In September, while on a birding walk in Central Park, I ran into someone I hadn’t seen since we were both graduate students at Columbia. Turns out that she also had a house in Columbia County, and when the subject of mushrooms came up, she told me she often foraged for Chanterelles. We made a date for her to come by for a walk in the woods, and on the trail she pointed out the few that remained. We sauteed them with olive oil and garlic, and they were delicious.

This was just the beginning. I bought a mushroom field guide, read several books about fungi, the best of which was Merlin Sheldrake’s fascinating Entangled Life. I watched some tutorials about mushrooms on YouTube, the most helpful of them by Yellow Elanor, also known as Rachel Zoller and who can be found on Instagram. I was excited to learn about fungi and mushrooms—after years of studying flowers and birds, it was a whole new area of the natural world to explore. Mushrooms are not in the plant kingdom, nor are they in the animal kingdom, although they are closer to animals than to plants. I was soon fascinated by the underground mycorrhizal (fungal) networks that facilitate communication between trees (see Suzanne Simard’s Finding the Mother Tree for more on her groundbreaking work on this topic).

Armed with an Opinel Mushroom Knife, a jeweler’s loupe, and some waxed paper and mesh bags, I started going on solo forays in the woods. Every day I walked the trails, discovering many kinds of mushrooms, all of them interesting, some of them edible. I learned about the difference between Turkey Tail, False Turkey Tail, Violet-Toothed Polypore, and Lenzites Betulina (Gilled Polypore), all of which look similar on the top side, but which can be distinguished by their various underside surfaces. I found tiny Cinnabar Chanterelles and slimy Yellow-Centered Waxy Caps, also known as Hygrophorus Flavodiscus.
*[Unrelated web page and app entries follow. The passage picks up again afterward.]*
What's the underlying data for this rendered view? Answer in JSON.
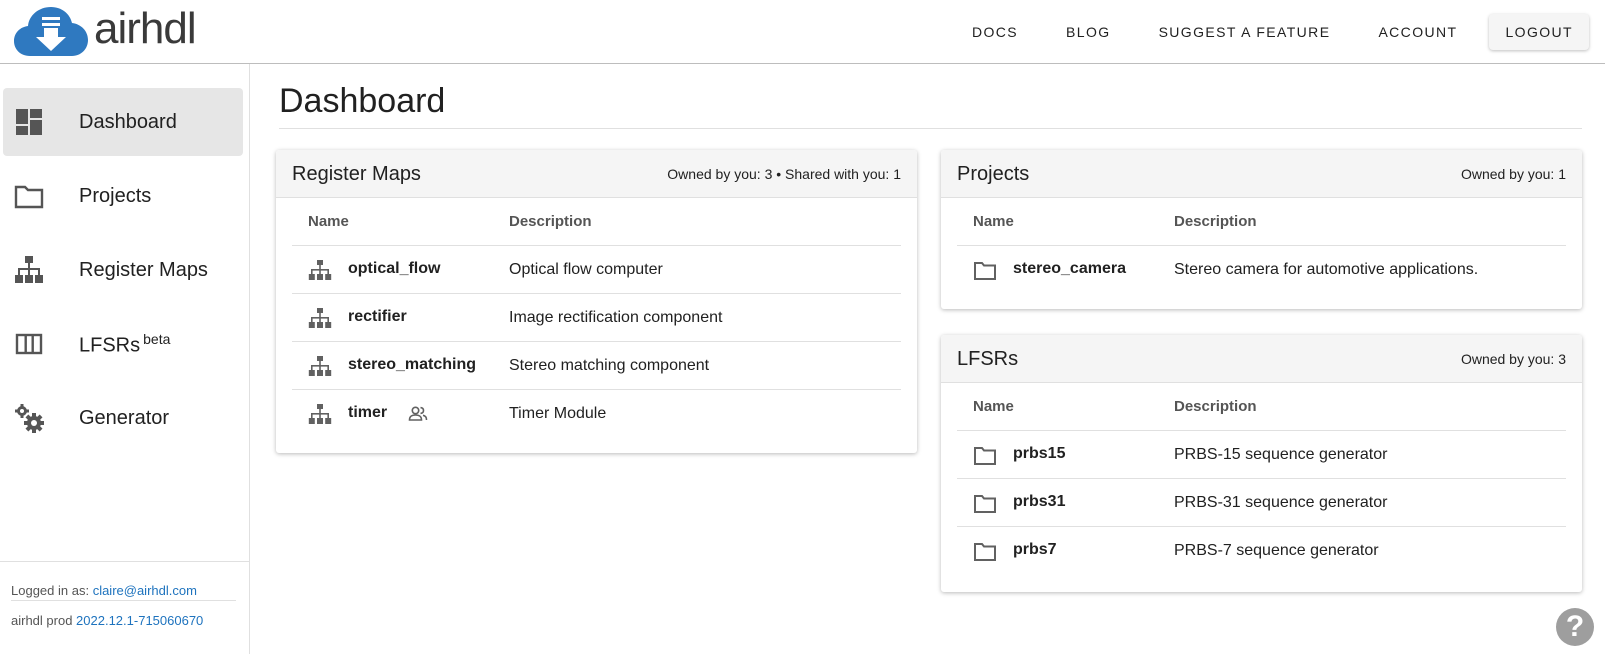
{
  "brand": {
    "name": "airhdl"
  },
  "topnav": {
    "docs": "DOCS",
    "blog": "BLOG",
    "suggest": "SUGGEST A FEATURE",
    "account": "ACCOUNT",
    "logout": "LOGOUT"
  },
  "sidebar": {
    "items": [
      {
        "label": "Dashboard",
        "icon": "dashboard-icon",
        "active": true
      },
      {
        "label": "Projects",
        "icon": "folder-icon"
      },
      {
        "label": "Register Maps",
        "icon": "hierarchy-icon"
      },
      {
        "label": "LFSRs",
        "badge": "beta",
        "icon": "columns-icon"
      },
      {
        "label": "Generator",
        "icon": "gears-icon"
      }
    ],
    "footer": {
      "logged_in_label": "Logged in as: ",
      "user_email": "claire@airhdl.com",
      "env_label": "airhdl prod ",
      "version": "2022.12.1-715060670"
    }
  },
  "main": {
    "title": "Dashboard"
  },
  "register_maps": {
    "title": "Register Maps",
    "meta": "Owned by you: 3 • Shared with you: 1",
    "col_name": "Name",
    "col_desc": "Description",
    "rows": [
      {
        "name": "optical_flow",
        "desc": "Optical flow computer"
      },
      {
        "name": "rectifier",
        "desc": "Image rectification component"
      },
      {
        "name": "stereo_matching",
        "desc": "Stereo matching component"
      },
      {
        "name": "timer",
        "desc": "Timer Module",
        "shared": true
      }
    ]
  },
  "projects": {
    "title": "Projects",
    "meta": "Owned by you: 1",
    "col_name": "Name",
    "col_desc": "Description",
    "rows": [
      {
        "name": "stereo_camera",
        "desc": "Stereo camera for automotive applications."
      }
    ]
  },
  "lfsrs": {
    "title": "LFSRs",
    "meta": "Owned by you: 3",
    "col_name": "Name",
    "col_desc": "Description",
    "rows": [
      {
        "name": "prbs15",
        "desc": "PRBS-15 sequence generator"
      },
      {
        "name": "prbs31",
        "desc": "PRBS-31 sequence generator"
      },
      {
        "name": "prbs7",
        "desc": "PRBS-7 sequence generator"
      }
    ]
  },
  "help": {
    "label": "?"
  },
  "colors": {
    "brand_blue": "#2f79c0",
    "link": "#1e73be",
    "icon_gray": "#616161"
  }
}
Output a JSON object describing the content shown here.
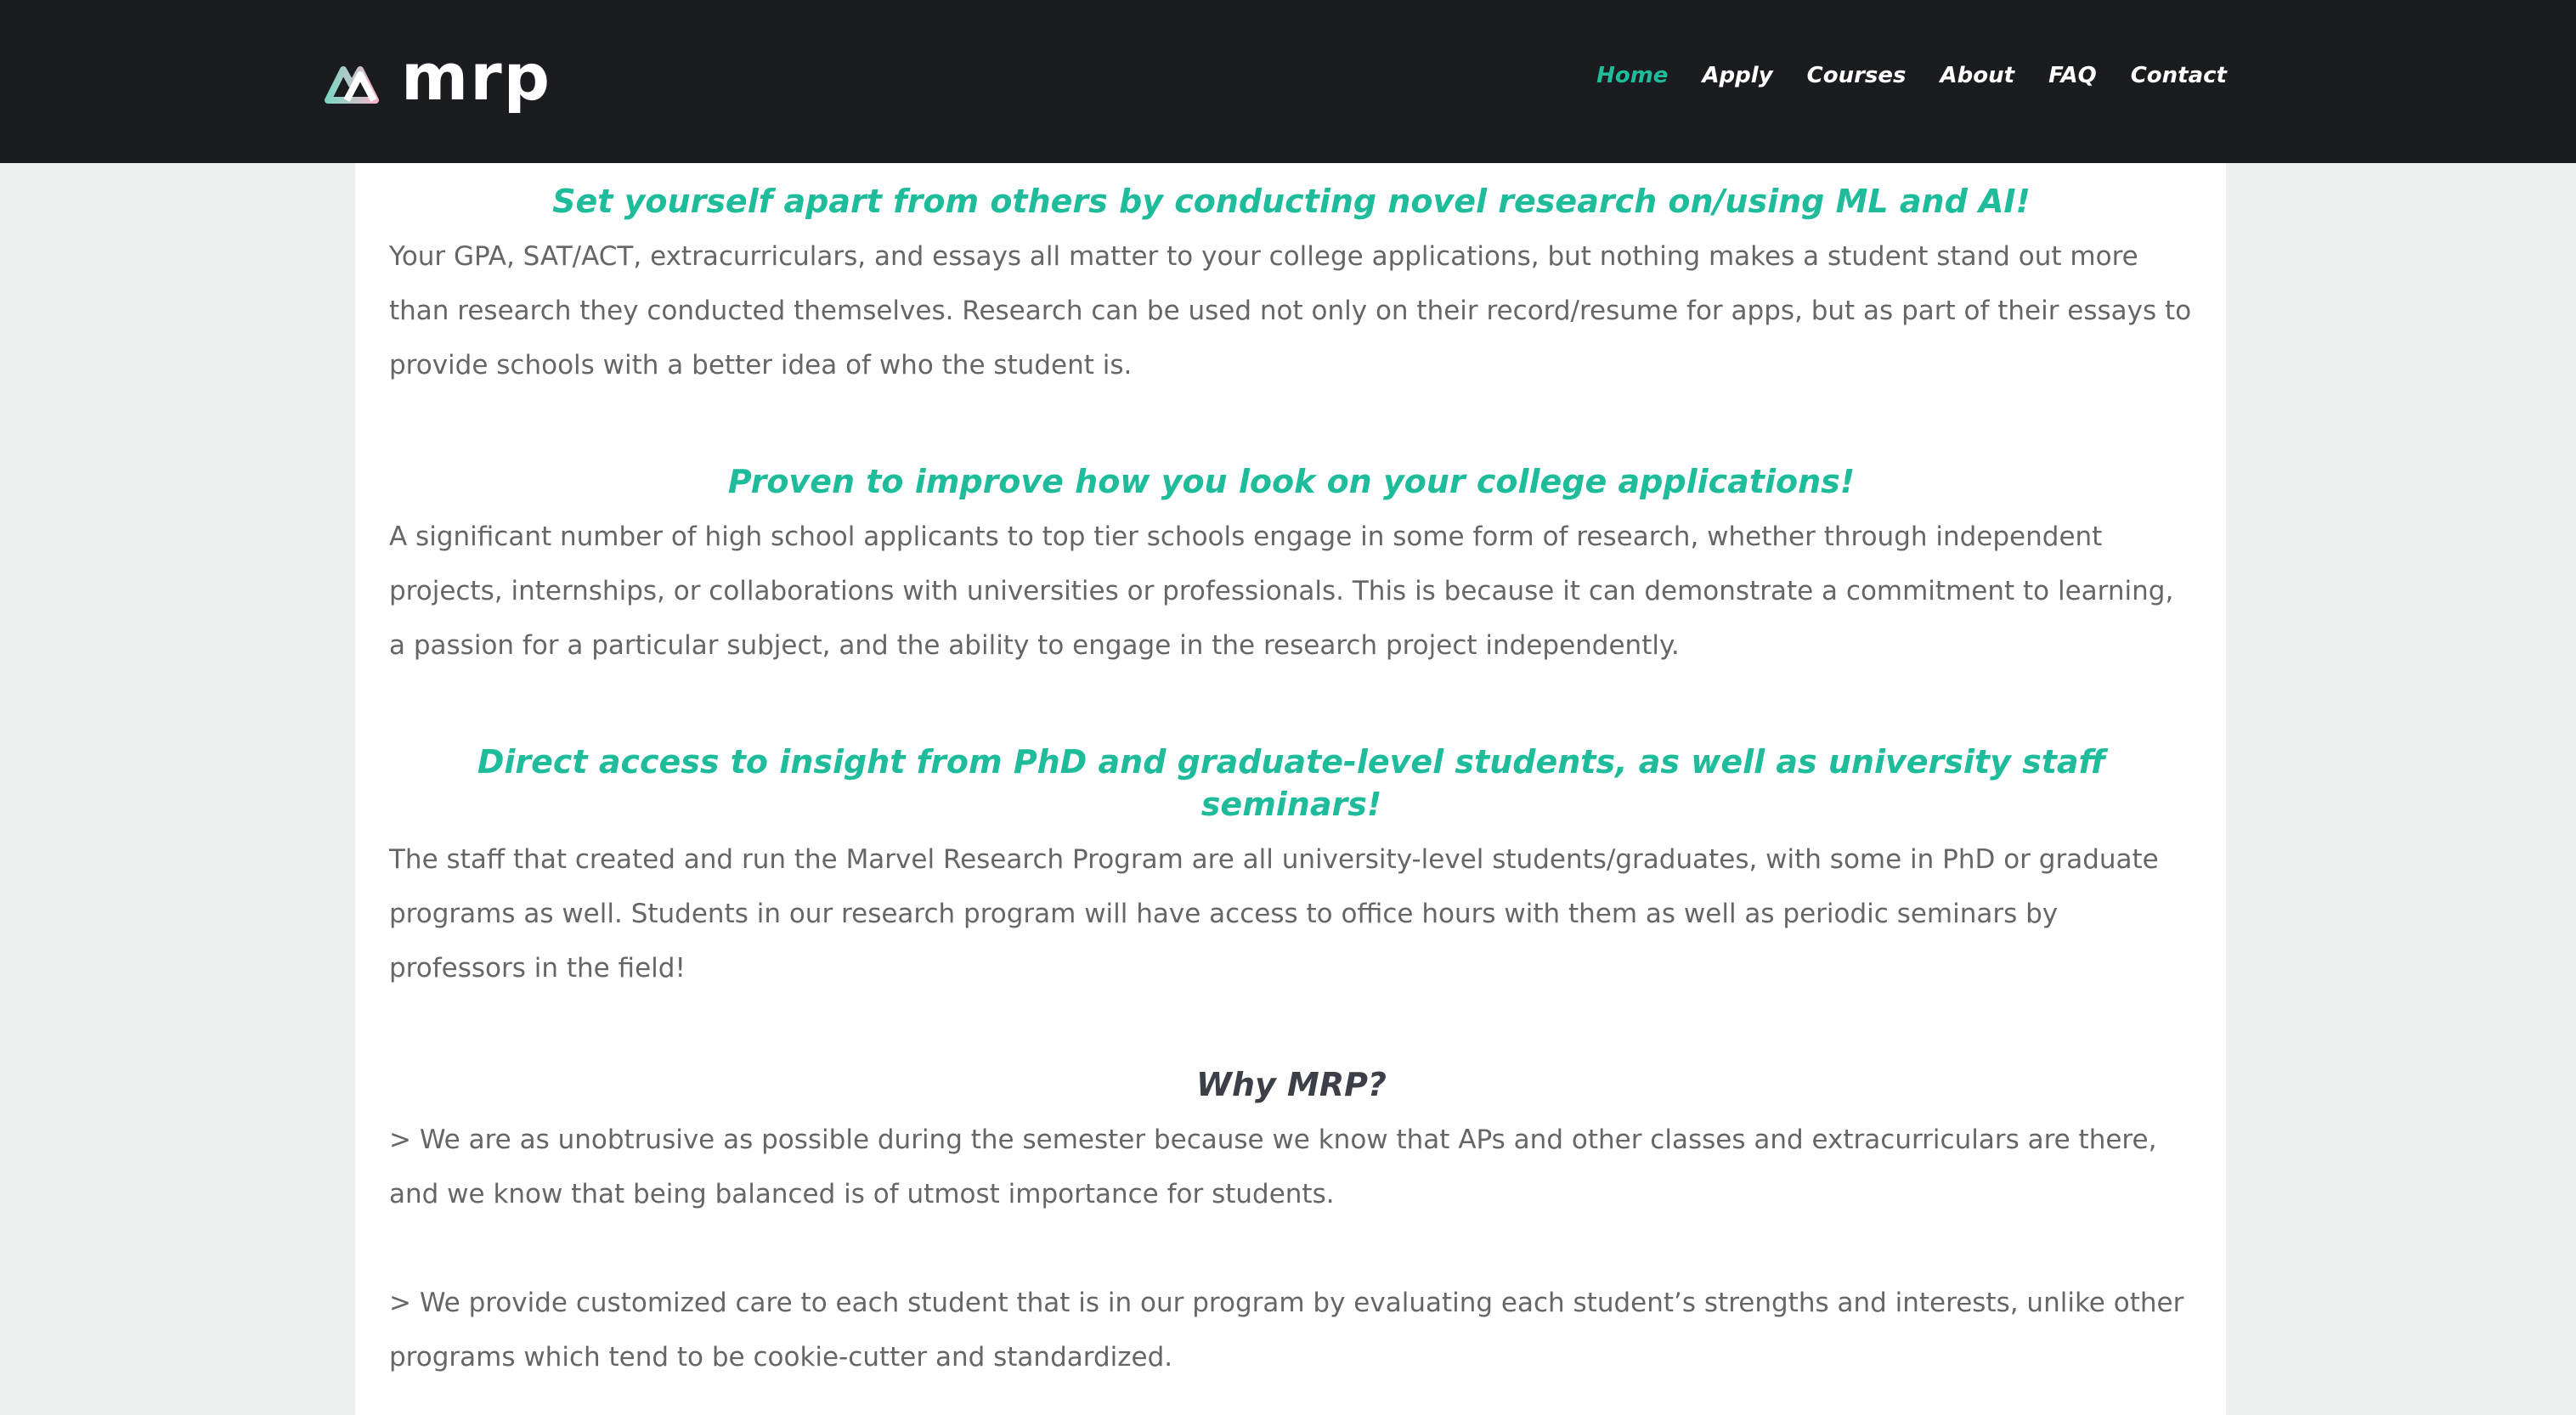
{
  "header": {
    "logo_text": "mrp",
    "nav": [
      {
        "label": "Home",
        "active": true
      },
      {
        "label": "Apply",
        "active": false
      },
      {
        "label": "Courses",
        "active": false
      },
      {
        "label": "About",
        "active": false
      },
      {
        "label": "FAQ",
        "active": false
      },
      {
        "label": "Contact",
        "active": false
      }
    ]
  },
  "colors": {
    "accent": "#1ebc9b",
    "header_bg": "#1b1c20",
    "page_bg": "#ecf0ef",
    "body_text": "#666666",
    "dark_heading": "#3c3f47"
  },
  "main": {
    "sections": [
      {
        "heading": "Set yourself apart from others by conducting novel research on/using ML and AI!",
        "body": "Your GPA, SAT/ACT, extracurriculars, and essays all matter to your college applications, but nothing makes a student stand out more than research they conducted themselves. Research can be used not only on their record/resume for apps, but as part of their essays to provide schools with a better idea of who the student is."
      },
      {
        "heading": "Proven to improve how you look on your college applications!",
        "body": "A significant number of high school applicants to top tier schools engage in some form of research, whether through independent projects, internships, or collaborations with universities or professionals. This is because it can demonstrate a commitment to learning, a passion for a particular subject, and the ability to engage in the research project independently."
      },
      {
        "heading": "Direct access to insight from PhD and graduate-level students, as well as university staff seminars!",
        "body": "The staff that created and run the Marvel Research Program are all university-level students/graduates, with some in PhD or graduate programs as well. Students in our research program will have access to office hours with them as well as periodic seminars by professors in the field!"
      }
    ],
    "why": {
      "heading": "Why MRP?",
      "points": [
        "> We are as unobtrusive as possible during the semester because we know that APs and other classes and extracurriculars are there, and we know that being balanced is of utmost importance for students.",
        "> We provide customized care to each student that is in our program by evaluating each student’s strengths and interests, unlike other programs which tend to be cookie-cutter and standardized."
      ]
    }
  }
}
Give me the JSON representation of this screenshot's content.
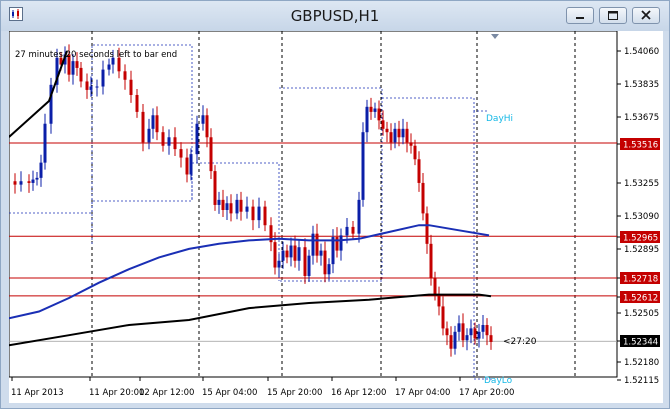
{
  "window": {
    "title": "GBPUSD,H1"
  },
  "chart": {
    "info_text": "27 minutes 20 seconds left to bar end",
    "countdown_label": "<27:20",
    "day_hi_label": "DayHi",
    "day_lo_label": "DayLo",
    "colors": {
      "bull_candle": "#0b1fa8",
      "bear_candle": "#c40000",
      "ma_fast": "#1a2fb5",
      "ma_slow": "#000000",
      "level_lines": "#c40000",
      "day_box": "#1a2fb5",
      "day_labels": "#16b8e6"
    },
    "price_axis": [
      "1.54060",
      "1.53835",
      "1.53675",
      "1.53516",
      "1.53255",
      "1.53090",
      "1.52965",
      "1.52895",
      "1.52718",
      "1.52612",
      "1.52505",
      "1.52344",
      "1.52180",
      "1.52115"
    ],
    "highlighted_prices": [
      {
        "label": "1.53516",
        "style": "red"
      },
      {
        "label": "1.52965",
        "style": "red"
      },
      {
        "label": "1.52718",
        "style": "red"
      },
      {
        "label": "1.52612",
        "style": "red"
      },
      {
        "label": "1.52344",
        "style": "black"
      }
    ],
    "time_axis": [
      "11 Apr 2013",
      "11 Apr 20:00",
      "12 Apr 12:00",
      "15 Apr 04:00",
      "15 Apr 20:00",
      "16 Apr 12:00",
      "17 Apr 04:00",
      "17 Apr 20:00"
    ]
  }
}
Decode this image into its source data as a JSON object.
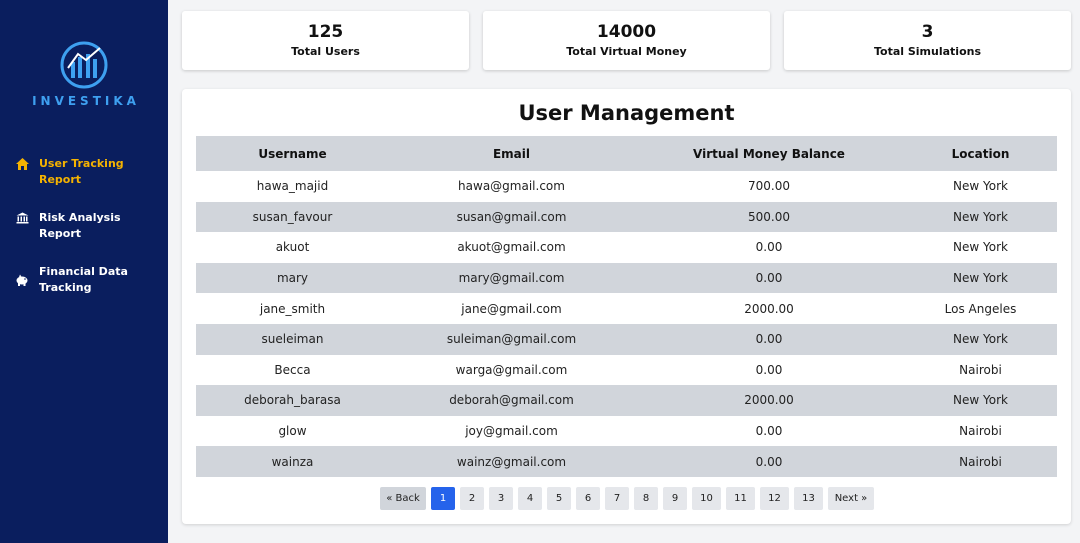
{
  "brand": {
    "name": "INVESTIKA"
  },
  "sidebar": {
    "items": [
      {
        "label": "User Tracking Report",
        "icon": "home-icon",
        "active": true
      },
      {
        "label": "Risk Analysis Report",
        "icon": "bank-icon",
        "active": false
      },
      {
        "label": "Financial Data Tracking",
        "icon": "piggy-bank-icon",
        "active": false
      }
    ]
  },
  "stats": [
    {
      "value": "125",
      "label": "Total Users"
    },
    {
      "value": "14000",
      "label": "Total Virtual Money"
    },
    {
      "value": "3",
      "label": "Total Simulations"
    }
  ],
  "table": {
    "title": "User Management",
    "columns": [
      "Username",
      "Email",
      "Virtual Money Balance",
      "Location"
    ],
    "rows": [
      [
        "hawa_majid",
        "hawa@gmail.com",
        "700.00",
        "New York"
      ],
      [
        "susan_favour",
        "susan@gmail.com",
        "500.00",
        "New York"
      ],
      [
        "akuot",
        "akuot@gmail.com",
        "0.00",
        "New York"
      ],
      [
        "mary",
        "mary@gmail.com",
        "0.00",
        "New York"
      ],
      [
        "jane_smith",
        "jane@gmail.com",
        "2000.00",
        "Los Angeles"
      ],
      [
        "sueleiman",
        "suleiman@gmail.com",
        "0.00",
        "New York"
      ],
      [
        "Becca",
        "warga@gmail.com",
        "0.00",
        "Nairobi"
      ],
      [
        "deborah_barasa",
        "deborah@gmail.com",
        "2000.00",
        "New York"
      ],
      [
        "glow",
        "joy@gmail.com",
        "0.00",
        "Nairobi"
      ],
      [
        "wainza",
        "wainz@gmail.com",
        "0.00",
        "Nairobi"
      ]
    ]
  },
  "pagination": {
    "back_label": "« Back",
    "next_label": "Next »",
    "pages": [
      "1",
      "2",
      "3",
      "4",
      "5",
      "6",
      "7",
      "8",
      "9",
      "10",
      "11",
      "12",
      "13"
    ],
    "current": "1"
  },
  "colors": {
    "sidebar_bg": "#0a1e5e",
    "active_nav": "#f5b301",
    "accent": "#2563eb",
    "logo": "#3ea0f0"
  }
}
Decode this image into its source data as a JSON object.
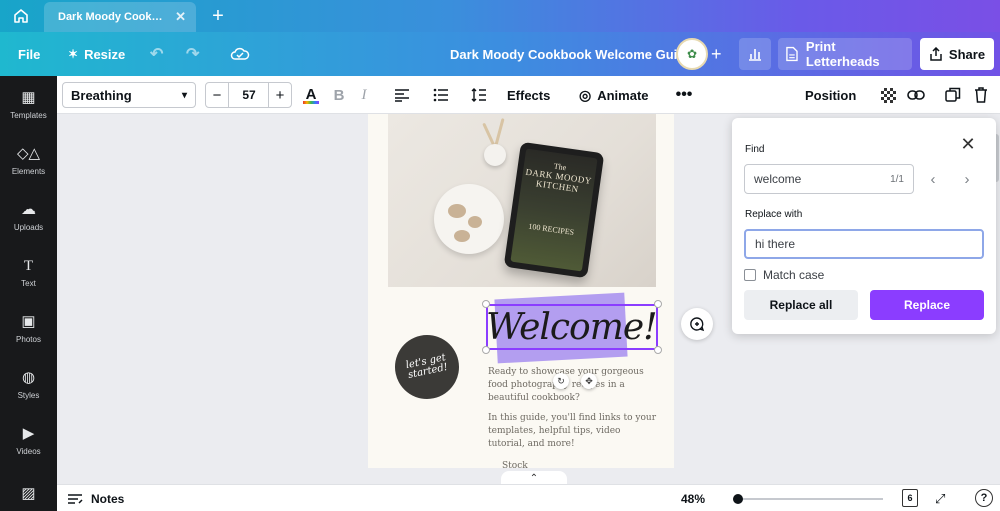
{
  "browser": {
    "tab_title": "Dark Moody Cookboo...",
    "tab_close": "✕",
    "new_tab": "+"
  },
  "header": {
    "file": "File",
    "resize": "Resize",
    "title": "Dark Moody Cookbook Welcome Guide",
    "plus": "+",
    "print_label": "Print Letterheads",
    "share_label": "Share"
  },
  "sidebar": {
    "items": [
      {
        "label": "Templates",
        "icon": "templates-icon"
      },
      {
        "label": "Elements",
        "icon": "elements-icon"
      },
      {
        "label": "Uploads",
        "icon": "uploads-icon"
      },
      {
        "label": "Text",
        "icon": "text-icon"
      },
      {
        "label": "Photos",
        "icon": "photos-icon"
      },
      {
        "label": "Styles",
        "icon": "styles-icon"
      },
      {
        "label": "Videos",
        "icon": "videos-icon"
      },
      {
        "label": "",
        "icon": "pattern-icon"
      }
    ]
  },
  "toolbar": {
    "font": "Breathing",
    "font_size": "57",
    "minus": "−",
    "plus": "+",
    "color_letter": "A",
    "bold": "B",
    "italic": "I",
    "effects": "Effects",
    "animate": "Animate",
    "more": "•••",
    "position": "Position"
  },
  "canvas": {
    "tablet_title_small": "The",
    "tablet_title": "DARK MOODY KITCHEN",
    "tablet_recipes": "100 RECIPES",
    "badge": "let's get started!",
    "welcome": "Welcome!",
    "paragraph1": "Ready to showcase your gorgeous food photography recipes in a beautiful cookbook?",
    "paragraph2": "In this guide, you'll find links to your templates, helpful tips, video tutorial, and more!",
    "cut_text": "Stock"
  },
  "find_replace": {
    "find_label": "Find",
    "find_value": "welcome",
    "match_count": "1/1",
    "replace_label": "Replace with",
    "replace_value": "hi there",
    "match_case_label": "Match case",
    "replace_all_label": "Replace all",
    "replace_label_btn": "Replace"
  },
  "footer": {
    "notes": "Notes",
    "zoom": "48%",
    "page_count": "6",
    "help": "?"
  },
  "colors": {
    "accent": "#8b3dff",
    "header_start": "#1fb8cf",
    "header_end": "#7152e6",
    "sidebar": "#18191b"
  }
}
I joined the New York Mycological Society, which was co-founded by the composer John Cage in 1962. I learned an old maxim, “There are bold foragers and old foragers, but no old, bold foragers.” I read a newspaper account about a woman in Rhode Island who had found a delicious-looking mushroom in her backyard and decided to eat it, even though she “didn’t know exactly what it was.” She ended up with a kidney transplant. After our experience with the Chanterelles, which were identified by much more knowledgeable people, I was determined that we would eat only mushrooms that I was absolutely, unequivocally sure were edible. I bought a book called How to Forage for Mushrooms Without Dying, and headed back into the woods.

In October, I found a patch of funnel-shaped black mushrooms at the foot of a tree near the vernal pond on the north side of our property. I knew from consulting the field guides that Black Trumpets had no poisonous look-alikes, and these were definitely Black Trumpets. We cooked and ate them and they were delightful.

Recently, I listened to a fascinating For the Wild Podcast interview with mycologist Dr. Patricia Kaishian, who discussed, among other topics, “queer mycology,” the International Congress of Armenian Mycologists (ICAM), and the war in Artsakh. Patty’s Twitter handle is queendom_fungi, evoking the idea of the non-binary and queer world of mushrooms she talked about in the interview, and I love the idea of a Magical Mushroom Queendom.  

There are still mushrooms to see in the Hudson Valley in winter, but far fewer than in the more temperate seasons. In the next few months, I will be reading and studying more about fungi in preparation for spring forays. I’ll keep you posted!

Nancy Kricorian

P.S. Check out this piece about The Fly Agaric Mushroom and its associations with Santa Claus and Christmas, as well as this wonderful video Santa is a Psychedelic Mushroom.